By Leonard E. Colvin
New Journal and Guide
A week after thousands of Trump supporters stormed the U.S. Capitol, ransacked it, and threatened the safety of officials and staff, law enforcement officials have offered no public answers to why and how it unfolded so violently and deadly.
Six people, including two Capitol police officers, died in the mayhem. One officer died after being beaten by the rioters with a fire extinguisher and another later committed suicide. Four rioters died; one shot inside the building by a law enforcement officer; the others from health maladies.
Among the men and women who invaded the Capitol building and have been identified were military veterans; one legislator from West Virginia; people working in various professional areas; and former and current police officers, according to the Washington Post.
Their aim, it has been speculated was to harm, capture or even kill top lawmakers, including the Vice President, the Speaker and other lawmakers.
House and Senate members from Virginia say they were alarmed and appalled at the violence unleashed in the Capitol buildings and are placing the blame on the lap of Trump.
On the day of the insurrection, Virginia’s 2nd District Congresswoman Elaine Luria of Virginia Beach said when the right-wing invasion started, she was sitting at her desk in the Cannon office complex across the street from the U.S. Capitol.
Congress was in joint session, beginning the certification of the 2020 election and preparing for hours of debate from Republicans who promised to challenge the electoral votes.
She said due to the threat of COVID-19 Infections, not all of the lawmakers could be in the House chamber at one time, so she had retreated to her office.
But then at 2 p.m., she began to hear about pipe bombs at the Democratic and Republican national headquarters.
Shortly afterward, she and her staff were told to go to a safe location, but then were allowed to return to the office, briefly, before they were whisked off to an undisclosed and safe space with other lawmakers.
“I was shaken,” said Luria, who was recently sworn into a second term.
“How did our nation get to this point?,” she asked. “But Trump supporters signaled for months they would use violence and several people would be coming to the Capitol to do violence.”
Luria said she blames Trump, who failed to denounce right-wing violence against peaceful protestors led by Black Lives Matters (BLM) last summer.
She referred to the President telling the right-wing group the Proud Boys, who had clashed with elements of BLM, to “Stand back and Stand by” during a debate with President then-Democratic candidate Joe
Biden last fall before the election.
During street clashes in various cities, including Washington, D.C., law enforcement officials beat, peppered sprayed and arrested members of the BLM who sought to defend themselves from White antagonist and hostile police.

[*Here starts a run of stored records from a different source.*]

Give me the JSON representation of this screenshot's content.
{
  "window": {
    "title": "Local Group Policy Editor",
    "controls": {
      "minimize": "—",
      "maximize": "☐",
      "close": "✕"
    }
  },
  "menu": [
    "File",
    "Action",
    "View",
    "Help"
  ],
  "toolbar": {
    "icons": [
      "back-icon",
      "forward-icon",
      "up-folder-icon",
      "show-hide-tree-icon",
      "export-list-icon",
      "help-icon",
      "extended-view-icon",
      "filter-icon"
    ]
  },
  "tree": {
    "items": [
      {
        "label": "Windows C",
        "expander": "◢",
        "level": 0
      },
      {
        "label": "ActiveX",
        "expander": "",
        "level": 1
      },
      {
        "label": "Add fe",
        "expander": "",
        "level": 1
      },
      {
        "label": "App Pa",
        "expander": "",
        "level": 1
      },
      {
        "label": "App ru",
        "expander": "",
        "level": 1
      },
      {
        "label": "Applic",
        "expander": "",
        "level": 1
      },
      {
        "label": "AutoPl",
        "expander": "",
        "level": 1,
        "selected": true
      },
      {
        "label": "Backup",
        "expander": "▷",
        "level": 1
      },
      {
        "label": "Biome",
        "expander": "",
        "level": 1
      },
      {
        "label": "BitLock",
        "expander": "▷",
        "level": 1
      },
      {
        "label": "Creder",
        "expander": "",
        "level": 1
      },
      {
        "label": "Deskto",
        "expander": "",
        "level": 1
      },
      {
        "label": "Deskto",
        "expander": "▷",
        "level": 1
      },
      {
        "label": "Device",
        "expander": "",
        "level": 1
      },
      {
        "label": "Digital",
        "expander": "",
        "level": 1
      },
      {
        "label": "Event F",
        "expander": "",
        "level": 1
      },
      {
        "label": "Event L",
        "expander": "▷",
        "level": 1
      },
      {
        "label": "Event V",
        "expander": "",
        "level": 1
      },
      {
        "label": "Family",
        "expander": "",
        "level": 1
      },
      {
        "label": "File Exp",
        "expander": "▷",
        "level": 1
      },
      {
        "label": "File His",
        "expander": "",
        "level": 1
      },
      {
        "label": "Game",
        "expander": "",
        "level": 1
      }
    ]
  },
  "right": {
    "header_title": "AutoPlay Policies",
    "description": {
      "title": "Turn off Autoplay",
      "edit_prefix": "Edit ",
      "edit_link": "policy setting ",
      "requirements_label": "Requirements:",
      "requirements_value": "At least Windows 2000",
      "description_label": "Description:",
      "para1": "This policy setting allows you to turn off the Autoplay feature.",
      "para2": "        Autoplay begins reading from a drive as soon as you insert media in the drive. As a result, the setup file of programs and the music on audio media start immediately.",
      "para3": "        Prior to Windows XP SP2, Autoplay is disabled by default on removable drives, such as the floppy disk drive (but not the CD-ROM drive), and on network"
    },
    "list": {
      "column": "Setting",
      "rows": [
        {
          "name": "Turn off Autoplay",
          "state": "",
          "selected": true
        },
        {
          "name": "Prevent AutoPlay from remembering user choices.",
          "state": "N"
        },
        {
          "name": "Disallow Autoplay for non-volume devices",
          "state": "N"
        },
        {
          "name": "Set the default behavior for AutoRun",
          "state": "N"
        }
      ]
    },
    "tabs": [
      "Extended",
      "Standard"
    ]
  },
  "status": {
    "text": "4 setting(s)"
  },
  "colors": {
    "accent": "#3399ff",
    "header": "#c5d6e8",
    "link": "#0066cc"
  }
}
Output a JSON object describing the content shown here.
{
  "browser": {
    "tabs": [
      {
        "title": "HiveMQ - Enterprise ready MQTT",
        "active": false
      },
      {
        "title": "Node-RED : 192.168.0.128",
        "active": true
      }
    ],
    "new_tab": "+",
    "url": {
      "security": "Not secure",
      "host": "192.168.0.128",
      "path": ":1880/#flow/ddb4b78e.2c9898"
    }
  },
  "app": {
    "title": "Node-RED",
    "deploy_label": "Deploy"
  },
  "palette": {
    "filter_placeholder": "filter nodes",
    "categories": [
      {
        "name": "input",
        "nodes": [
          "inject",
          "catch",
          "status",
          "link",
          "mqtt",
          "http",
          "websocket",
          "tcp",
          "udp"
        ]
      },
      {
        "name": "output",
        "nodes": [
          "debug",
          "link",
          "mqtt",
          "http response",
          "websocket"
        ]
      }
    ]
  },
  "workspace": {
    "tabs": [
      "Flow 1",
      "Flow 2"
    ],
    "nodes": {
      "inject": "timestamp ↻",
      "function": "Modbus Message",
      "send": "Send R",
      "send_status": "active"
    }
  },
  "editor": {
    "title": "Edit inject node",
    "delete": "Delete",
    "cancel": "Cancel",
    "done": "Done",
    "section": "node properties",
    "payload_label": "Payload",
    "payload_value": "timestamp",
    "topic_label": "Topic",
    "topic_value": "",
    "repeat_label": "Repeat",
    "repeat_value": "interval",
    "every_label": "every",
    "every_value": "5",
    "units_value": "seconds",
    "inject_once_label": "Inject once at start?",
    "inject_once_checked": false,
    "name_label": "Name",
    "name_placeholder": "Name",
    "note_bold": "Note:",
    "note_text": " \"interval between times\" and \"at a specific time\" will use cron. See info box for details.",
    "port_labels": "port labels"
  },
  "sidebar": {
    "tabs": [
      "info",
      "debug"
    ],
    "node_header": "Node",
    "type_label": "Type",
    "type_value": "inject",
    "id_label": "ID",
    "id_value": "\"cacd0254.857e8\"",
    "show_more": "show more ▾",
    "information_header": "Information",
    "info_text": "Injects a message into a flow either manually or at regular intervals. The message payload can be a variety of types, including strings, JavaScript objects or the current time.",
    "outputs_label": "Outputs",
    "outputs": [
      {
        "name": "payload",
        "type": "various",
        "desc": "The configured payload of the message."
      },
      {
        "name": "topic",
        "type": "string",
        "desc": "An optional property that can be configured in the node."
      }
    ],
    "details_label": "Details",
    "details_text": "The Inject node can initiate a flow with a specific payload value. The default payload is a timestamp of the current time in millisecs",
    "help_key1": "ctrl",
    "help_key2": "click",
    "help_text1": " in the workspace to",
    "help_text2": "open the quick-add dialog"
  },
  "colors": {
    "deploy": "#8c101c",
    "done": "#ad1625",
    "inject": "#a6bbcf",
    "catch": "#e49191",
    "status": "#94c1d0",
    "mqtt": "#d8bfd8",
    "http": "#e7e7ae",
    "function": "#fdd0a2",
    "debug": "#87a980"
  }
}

Luria said she is sure if the people who stormed the Capitol complex on January 6 were Black and Brown and members of Black Lives Matters, the response from the Capitol police would have been more violent.
Luria said the growing bi-partisan call for Trump’s removal indicates that he “should be held accountable”.
“He (Trump) is detrimental to the country and should not be allowed to hold office again.”
Virginia’s 3rd District Congressperson Robert “Bobby’ Scott of Newport News issued a press statement after the insurrection where he stated, “All of the president’s actions have led to the events of this unprecedented and tragic week.”
Scott noted, “President Trump spoke to a dangerous mob and essentially incited a riot at the Capitol as Congress fulfilled its constitutional duty to count the electoral votes of the states.”
Although Trump’s term is nearing an end, Scott said “it is clear there are significant risks to our nation if President Trump remains in office.”
He supports the use of the 25th Amendment and the House impeachment proceedings which he hopes will lead to Trump’s ouster.
Congressperson Donald McEachin, who represents the 4th District that includes Chesapeake, forwarded a letter to Vice President Pence on the day the Capitol was stormed, urging him to carry forth action to remove Trump.
“Today’s violent riot at the U.S. Capitol was a mob of sedition and insurrection, prompted, encouraged and incited by President Trump,” McEachin said, calling for Pence to use the 25th Amendment and serve out the remainder of Trump’s term.
“Trump’s behavior…and his behavior since the legal, legitimate, and fair election of November 3, 2020, clearly has demonstrated that he either cannot or will not lead this country or govern this great nation.”
McEachin wrote, “President Donald J. Trump is
directly responsible for the unprecedented and violent actions which occurred in the United States Capitol Complex on Wednesday, January 6, 2021. Accordingly, Mr. Trump is unfit to continue to carry out the
duties of the office of the President of the United States and must be removed immediately.
“I urge you to work with members of the President’s cabinet to invoke the 25th Amendment and remove the President from office.
“The actions which took place on January 6…
are a direct result of President Trump’s incendiary rhetoric.”
Since January 6, federal investigators have detected an upsurge in postings on websites of hate groups calling for more violence.
There is an indication that right-wing groups will be staging more rallies and even may be planning to disrupt the inauguration of President-elect Biden and Vice President elect Kamala Harris on January 20.